One of your responsibilities as a wedding professional is to attend industry events, meet other vendors, view new venues, experience different caterers food and most importantly, network.
Networking is supposed to be light chit chat to get to know the other person and see if you can work together in a mutually beneficial capacity. It can be difficult to learn how to network and I will admit, I am not good at making small-talk, but it absolutely amazes me that so many people do not know what NOT to do.
I can’t tell you how many times I have had to listen to someone try to convince me just how wonderful and successful they are. At one recent event, every single person I spoke with told me their life story. Eight different people! Not one question about me, no mention of the event or any other semblence of conversation. I have to admit, I resented them monopolizing my time like that.
So to help you make industry friends, not foes, here are some Do’s and Don’ts to help you network:
DON’T stick to only people you already know. You can always grab a coffee together after the event.
DO introduce yourself to new people. It can be scary to walk up to a stranger, but you already know you are in the same industry, so there is mutual ground. Ask them what they think about a new trend you’ve been seeing lately.
DON’T talk about politics, religion, anything controversial or guaranteed to spur strong opinions. That is what your friends are for.
DO exchange business cards with people you like. You never know when an opportunity to work together may come up.
DON’T monopolize people. If you see someone’s eyes starting to dart around, set them free.
DO taste the food and drink. Shucks darn it, its your job!
DON’T drink too much. You are representing your company in a professional capacity.
DO talk about the event you are at (positively.) Only stick to good things about the event you are at. If you speak negatively, you are giving the impression that you are a negative person.
DON’T gossip or slander. It is a very small world, you never know who knows each other and you are showing the other person that you are not trustworthy. They will conclude that if you can talk about someone else to a stranger, you will talk about them too.
DO have an elevator speech ready. You should be able to tell what you do and how you are special in 30 seconds or less.
DON’T tell your life story. This is not the appropriate time. If you must use a stranger as a sounding board, pay a therapist, it is their job to listen to you.
DO ask about the person you are speaking to. Find out what that person does and what makes their service special.
DON’T brag or assume you are more successful or experienced than the person you are speaking to. Just because the other person is secure enough not to boast or compete, it does not mean they are not successful. “When you are content to be simply yourself and don’t compare or compete, everybody will respect you.” ~Lao Tzu

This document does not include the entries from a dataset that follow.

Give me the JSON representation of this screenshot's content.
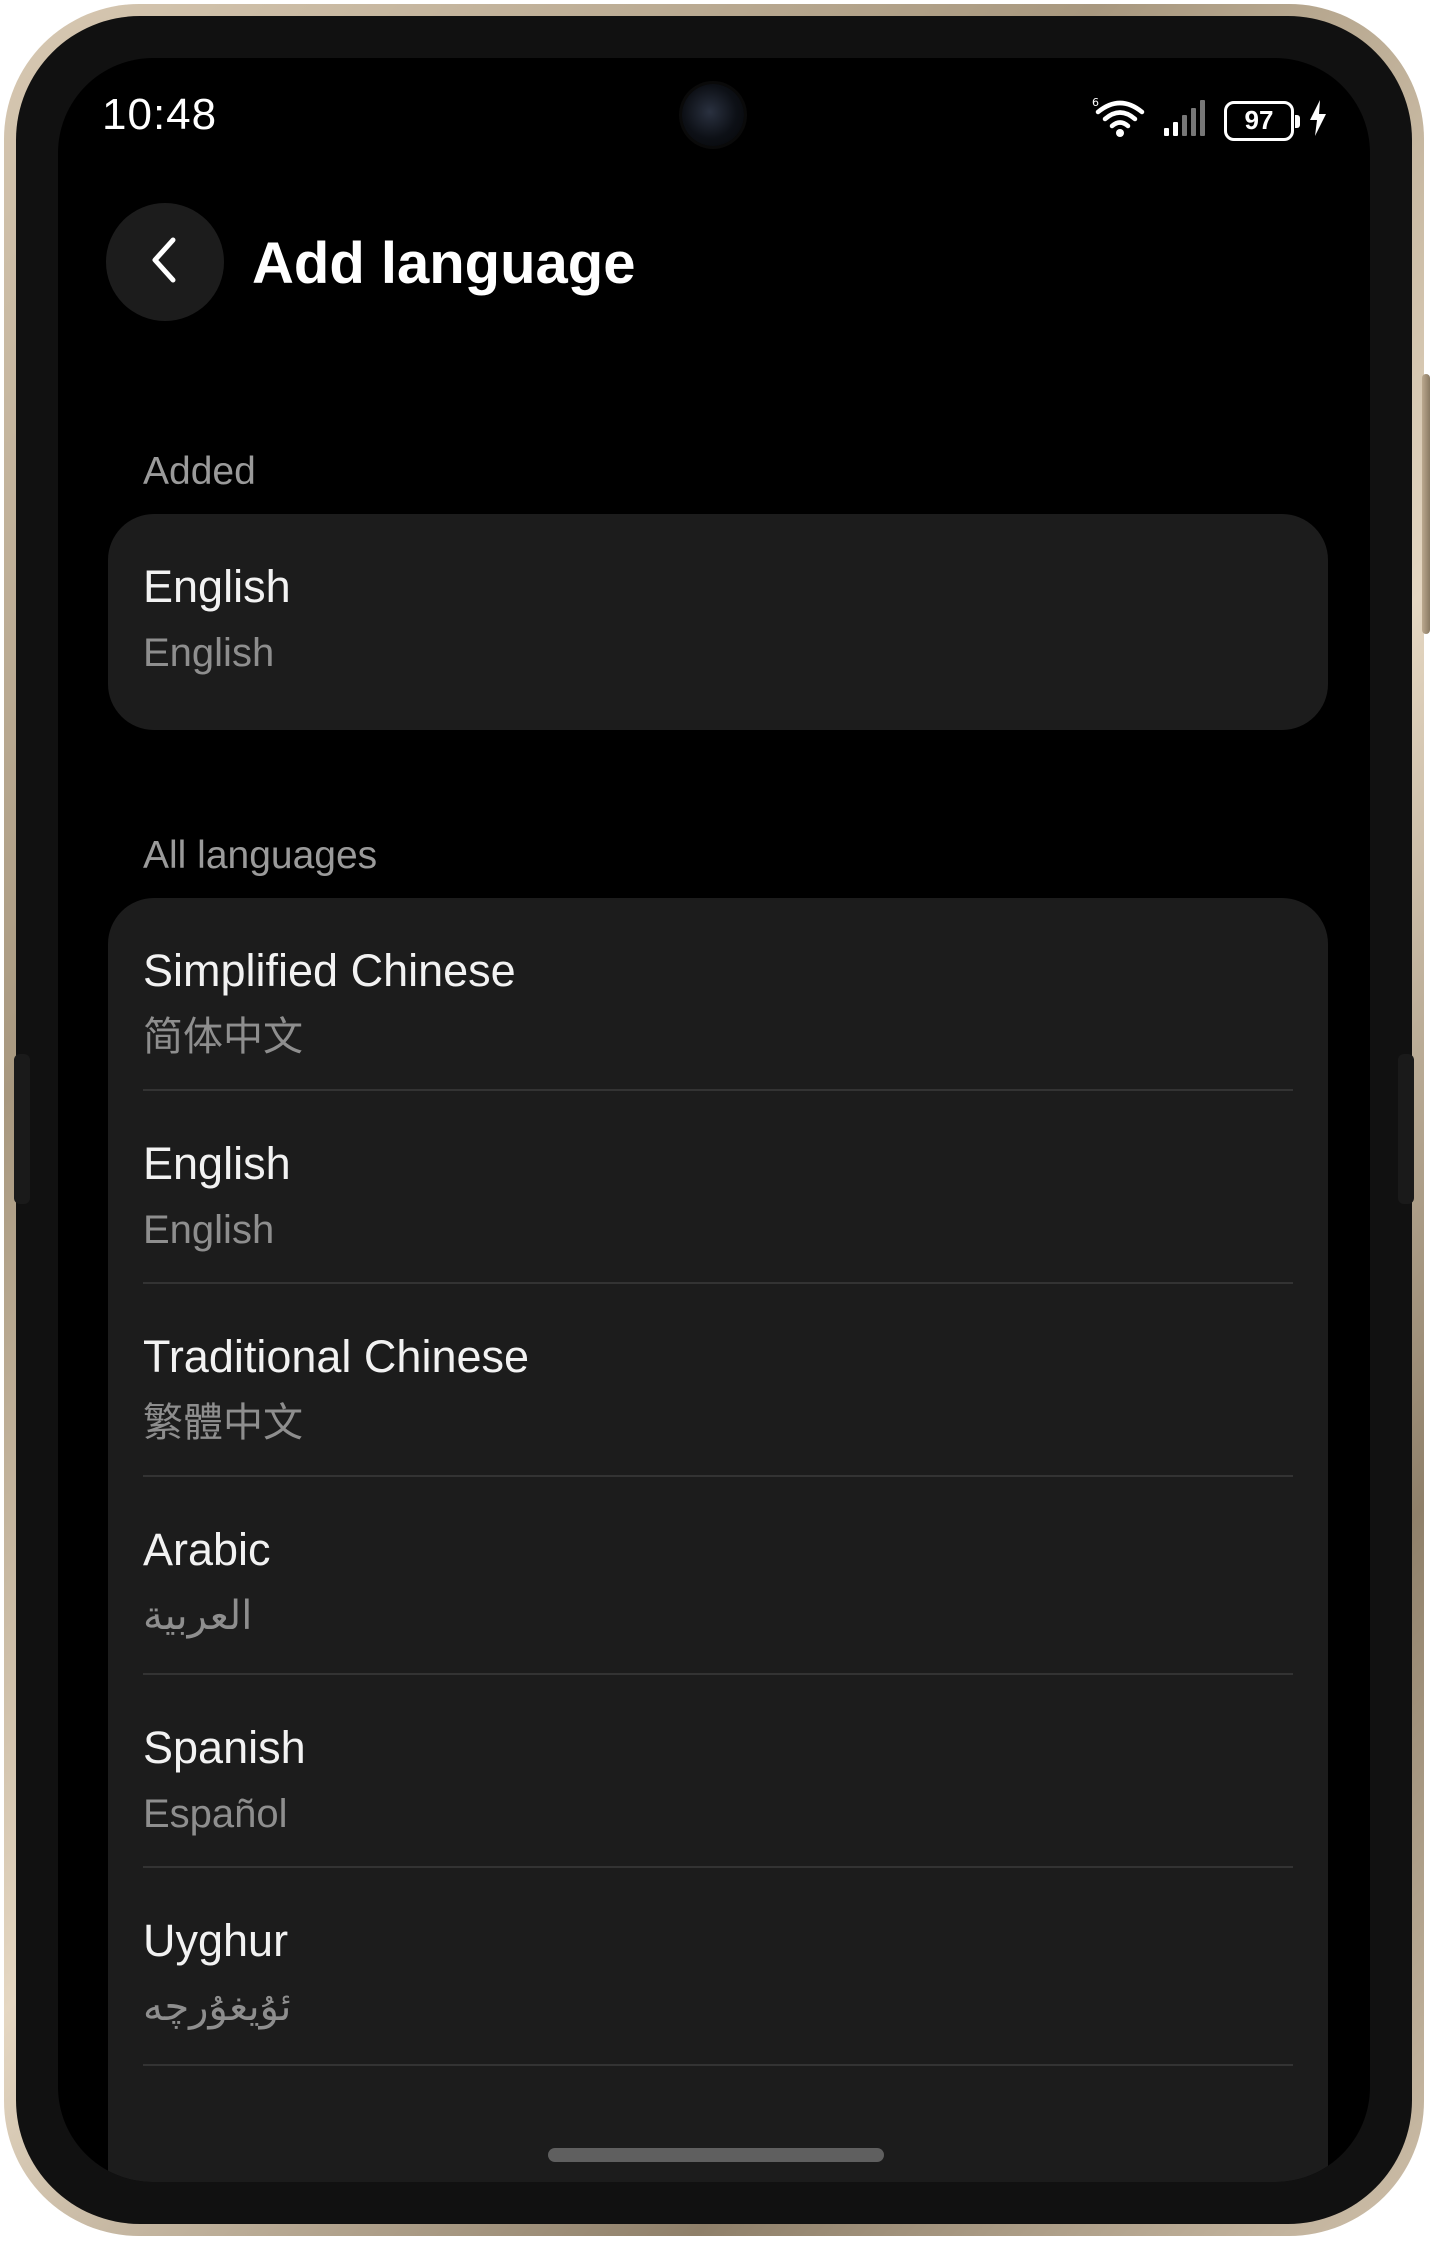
{
  "status_bar": {
    "time": "10:48",
    "battery": "97",
    "icons": [
      "wifi-icon",
      "signal-icon",
      "battery-icon",
      "charging-icon"
    ]
  },
  "header": {
    "title": "Add language",
    "back_icon": "chevron-left-icon"
  },
  "added": {
    "label": "Added",
    "items": [
      {
        "name": "English",
        "native": "English"
      }
    ]
  },
  "all_languages": {
    "label": "All languages",
    "items": [
      {
        "name": "Simplified Chinese",
        "native": "简体中文"
      },
      {
        "name": "English",
        "native": "English"
      },
      {
        "name": "Traditional Chinese",
        "native": "繁體中文"
      },
      {
        "name": "Arabic",
        "native": "العربية"
      },
      {
        "name": "Spanish",
        "native": "Español"
      },
      {
        "name": "Uyghur",
        "native": "ئۇيغۇرچە"
      }
    ]
  },
  "colors": {
    "background": "#000000",
    "card": "#1c1c1c",
    "primary_text": "#f2f2f2",
    "secondary_text": "#8e8e8e"
  }
}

DO attend as many events as you possibly can. You will be a better, more-connected professional for it.